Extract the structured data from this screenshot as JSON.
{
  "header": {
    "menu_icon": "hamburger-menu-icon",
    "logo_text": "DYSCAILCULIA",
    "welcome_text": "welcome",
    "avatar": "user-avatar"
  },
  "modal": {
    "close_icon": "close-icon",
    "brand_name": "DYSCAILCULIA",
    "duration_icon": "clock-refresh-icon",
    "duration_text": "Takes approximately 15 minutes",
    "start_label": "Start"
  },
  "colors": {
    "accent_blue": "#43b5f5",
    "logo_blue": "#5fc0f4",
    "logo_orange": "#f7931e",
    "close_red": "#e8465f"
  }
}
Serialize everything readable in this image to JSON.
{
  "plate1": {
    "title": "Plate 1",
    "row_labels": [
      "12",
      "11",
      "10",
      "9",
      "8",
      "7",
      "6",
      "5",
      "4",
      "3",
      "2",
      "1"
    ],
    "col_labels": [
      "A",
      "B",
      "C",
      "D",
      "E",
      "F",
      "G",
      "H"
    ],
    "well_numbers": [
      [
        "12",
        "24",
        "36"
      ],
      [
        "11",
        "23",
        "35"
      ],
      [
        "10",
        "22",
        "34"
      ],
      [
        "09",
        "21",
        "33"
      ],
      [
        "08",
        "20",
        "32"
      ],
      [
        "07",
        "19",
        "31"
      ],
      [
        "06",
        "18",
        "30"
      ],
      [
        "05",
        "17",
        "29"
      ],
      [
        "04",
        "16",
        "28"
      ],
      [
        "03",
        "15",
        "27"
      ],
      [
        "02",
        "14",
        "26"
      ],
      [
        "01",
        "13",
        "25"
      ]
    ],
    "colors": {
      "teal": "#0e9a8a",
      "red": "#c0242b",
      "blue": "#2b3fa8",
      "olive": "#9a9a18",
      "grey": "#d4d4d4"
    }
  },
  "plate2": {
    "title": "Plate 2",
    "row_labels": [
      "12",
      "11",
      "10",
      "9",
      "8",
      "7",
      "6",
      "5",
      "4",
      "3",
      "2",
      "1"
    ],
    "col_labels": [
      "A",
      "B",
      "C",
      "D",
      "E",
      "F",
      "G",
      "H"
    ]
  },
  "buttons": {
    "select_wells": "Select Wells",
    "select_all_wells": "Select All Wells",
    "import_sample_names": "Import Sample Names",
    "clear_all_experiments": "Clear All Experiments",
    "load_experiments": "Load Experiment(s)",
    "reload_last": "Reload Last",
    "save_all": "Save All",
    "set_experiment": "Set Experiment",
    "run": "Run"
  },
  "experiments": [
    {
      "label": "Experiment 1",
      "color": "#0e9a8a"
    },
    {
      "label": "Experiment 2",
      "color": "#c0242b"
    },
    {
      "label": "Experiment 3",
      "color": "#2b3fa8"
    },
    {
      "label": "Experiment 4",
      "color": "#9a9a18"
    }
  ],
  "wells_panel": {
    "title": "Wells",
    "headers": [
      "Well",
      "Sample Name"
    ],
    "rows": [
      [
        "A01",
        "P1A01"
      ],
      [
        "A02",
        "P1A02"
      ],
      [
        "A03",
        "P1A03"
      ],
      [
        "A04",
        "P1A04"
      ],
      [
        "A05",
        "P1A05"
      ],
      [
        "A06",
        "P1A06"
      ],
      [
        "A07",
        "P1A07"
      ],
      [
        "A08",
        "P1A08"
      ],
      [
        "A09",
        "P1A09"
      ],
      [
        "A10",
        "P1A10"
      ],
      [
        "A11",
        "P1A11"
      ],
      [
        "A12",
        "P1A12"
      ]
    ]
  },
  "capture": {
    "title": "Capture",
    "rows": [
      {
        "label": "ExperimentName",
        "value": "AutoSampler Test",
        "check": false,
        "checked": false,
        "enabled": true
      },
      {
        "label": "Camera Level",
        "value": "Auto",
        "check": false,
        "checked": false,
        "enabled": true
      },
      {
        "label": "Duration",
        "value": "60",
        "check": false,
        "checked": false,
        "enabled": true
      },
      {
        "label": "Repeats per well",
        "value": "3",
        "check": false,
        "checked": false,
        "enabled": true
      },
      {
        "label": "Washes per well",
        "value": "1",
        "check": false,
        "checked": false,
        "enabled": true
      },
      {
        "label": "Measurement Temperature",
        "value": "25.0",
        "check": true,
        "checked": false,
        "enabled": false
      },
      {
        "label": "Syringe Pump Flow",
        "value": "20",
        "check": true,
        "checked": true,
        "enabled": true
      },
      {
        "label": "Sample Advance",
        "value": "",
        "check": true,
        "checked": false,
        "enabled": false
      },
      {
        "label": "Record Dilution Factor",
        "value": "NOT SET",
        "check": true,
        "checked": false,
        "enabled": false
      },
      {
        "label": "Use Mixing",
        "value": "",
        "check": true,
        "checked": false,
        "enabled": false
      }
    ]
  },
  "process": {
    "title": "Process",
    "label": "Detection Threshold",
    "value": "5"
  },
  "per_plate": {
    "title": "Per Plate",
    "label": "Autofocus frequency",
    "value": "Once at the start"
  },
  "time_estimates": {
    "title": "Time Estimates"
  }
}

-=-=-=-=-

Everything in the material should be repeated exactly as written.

**SOLUTION TO THIS EXERCISE:**
Extract the structured data from this screenshot as JSON.
{
  "header": {
    "menu_icon": "hamburger-menu-icon",
    "logo_text": "DYSCAILCULIA",
    "welcome_text": "welcome",
    "avatar": "user-avatar"
  },
  "modal": {
    "close_icon": "close-icon",
    "brand_name": "DYSCAILCULIA",
    "duration_icon": "clock-refresh-icon",
    "duration_text": "Takes approximately 15 minutes",
    "start_label": "Start"
  },
  "colors": {
    "accent_blue": "#43b5f5",
    "logo_blue": "#5fc0f4",
    "logo_orange": "#f7931e",
    "close_red": "#e8465f"
  }
}
Serialize everything readable in this image to JSON.
{
  "plate1": {
    "title": "Plate 1",
    "row_labels": [
      "12",
      "11",
      "10",
      "9",
      "8",
      "7",
      "6",
      "5",
      "4",
      "3",
      "2",
      "1"
    ],
    "col_labels": [
      "A",
      "B",
      "C",
      "D",
      "E",
      "F",
      "G",
      "H"
    ],
    "well_numbers": [
      [
        "12",
        "24",
        "36"
      ],
      [
        "11",
        "23",
        "35"
      ],
      [
        "10",
        "22",
        "34"
      ],
      [
        "09",
        "21",
        "33"
      ],
      [
        "08",
        "20",
        "32"
      ],
      [
        "07",
        "19",
        "31"
      ],
      [
        "06",
        "18",
        "30"
      ],
      [
        "05",
        "17",
        "29"
      ],
      [
        "04",
        "16",
        "28"
      ],
      [
        "03",
        "15",
        "27"
      ],
      [
        "02",
        "14",
        "26"
      ],
      [
        "01",
        "13",
        "25"
      ]
    ],
    "colors": {
      "teal": "#0e9a8a",
      "red": "#c0242b",
      "blue": "#2b3fa8",
      "olive": "#9a9a18",
      "grey": "#d4d4d4"
    }
  },
  "plate2": {
    "title": "Plate 2",
    "row_labels": [
      "12",
      "11",
      "10",
      "9",
      "8",
      "7",
      "6",
      "5",
      "4",
      "3",
      "2",
      "1"
    ],
    "col_labels": [
      "A",
      "B",
      "C",
      "D",
      "E",
      "F",
      "G",
      "H"
    ]
  },
  "buttons": {
    "select_wells": "Select Wells",
    "select_all_wells": "Select All Wells",
    "import_sample_names": "Import Sample Names",
    "clear_all_experiments": "Clear All Experiments",
    "load_experiments": "Load Experiment(s)",
    "reload_last": "Reload Last",
    "save_all": "Save All",
    "set_experiment": "Set Experiment",
    "run": "Run"
  },
  "experiments": [
    {
      "label": "Experiment 1",
      "color": "#0e9a8a"
    },
    {
      "label": "Experiment 2",
      "color": "#c0242b"
    },
    {
      "label": "Experiment 3",
      "color": "#2b3fa8"
    },
    {
      "label": "Experiment 4",
      "color": "#9a9a18"
    }
  ],
  "wells_panel": {
    "title": "Wells",
    "headers": [
      "Well",
      "Sample Name"
    ],
    "rows": [
      [
        "A01",
        "P1A01"
      ],
      [
        "A02",
        "P1A02"
      ],
      [
        "A03",
        "P1A03"
      ],
      [
        "A04",
        "P1A04"
      ],
      [
        "A05",
        "P1A05"
      ],
      [
        "A06",
        "P1A06"
      ],
      [
        "A07",
        "P1A07"
      ],
      [
        "A08",
        "P1A08"
      ],
      [
        "A09",
        "P1A09"
      ],
      [
        "A10",
        "P1A10"
      ],
      [
        "A11",
        "P1A11"
      ],
      [
        "A12",
        "P1A12"
      ]
    ]
  },
  "capture": {
    "title": "Capture",
    "rows": [
      {
        "label": "ExperimentName",
        "value": "AutoSampler Test",
        "check": false,
        "checked": false,
        "enabled": true
      },
      {
        "label": "Camera Level",
        "value": "Auto",
        "check": false,
        "checked": false,
        "enabled": true
      },
      {
        "label": "Duration",
        "value": "60",
        "check": false,
        "checked": false,
        "enabled": true
      },
      {
        "label": "Repeats per well",
        "value": "3",
        "check": false,
        "checked": false,
        "enabled": true
      },
      {
        "label": "Washes per well",
        "value": "1",
        "check": false,
        "checked": false,
        "enabled": true
      },
      {
        "label": "Measurement Temperature",
        "value": "25.0",
        "check": true,
        "checked": false,
        "enabled": false
      },
      {
        "label": "Syringe Pump Flow",
        "value": "20",
        "check": true,
        "checked": true,
        "enabled": true
      },
      {
        "label": "Sample Advance",
        "value": "",
        "check": true,
        "checked": false,
        "enabled": false
      },
      {
        "label": "Record Dilution Factor",
        "value": "NOT SET",
        "check": true,
        "checked": false,
        "enabled": false
      },
      {
        "label": "Use Mixing",
        "value": "",
        "check": true,
        "checked": false,
        "enabled": false
      }
    ]
  },
  "process": {
    "title": "Process",
    "label": "Detection Threshold",
    "value": "5"
  },
  "per_plate": {
    "title": "Per Plate",
    "label": "Autofocus frequency",
    "value": "Once at the start"
  },
  "time_estimates": {
    "title": "Time Estimates"
  }
}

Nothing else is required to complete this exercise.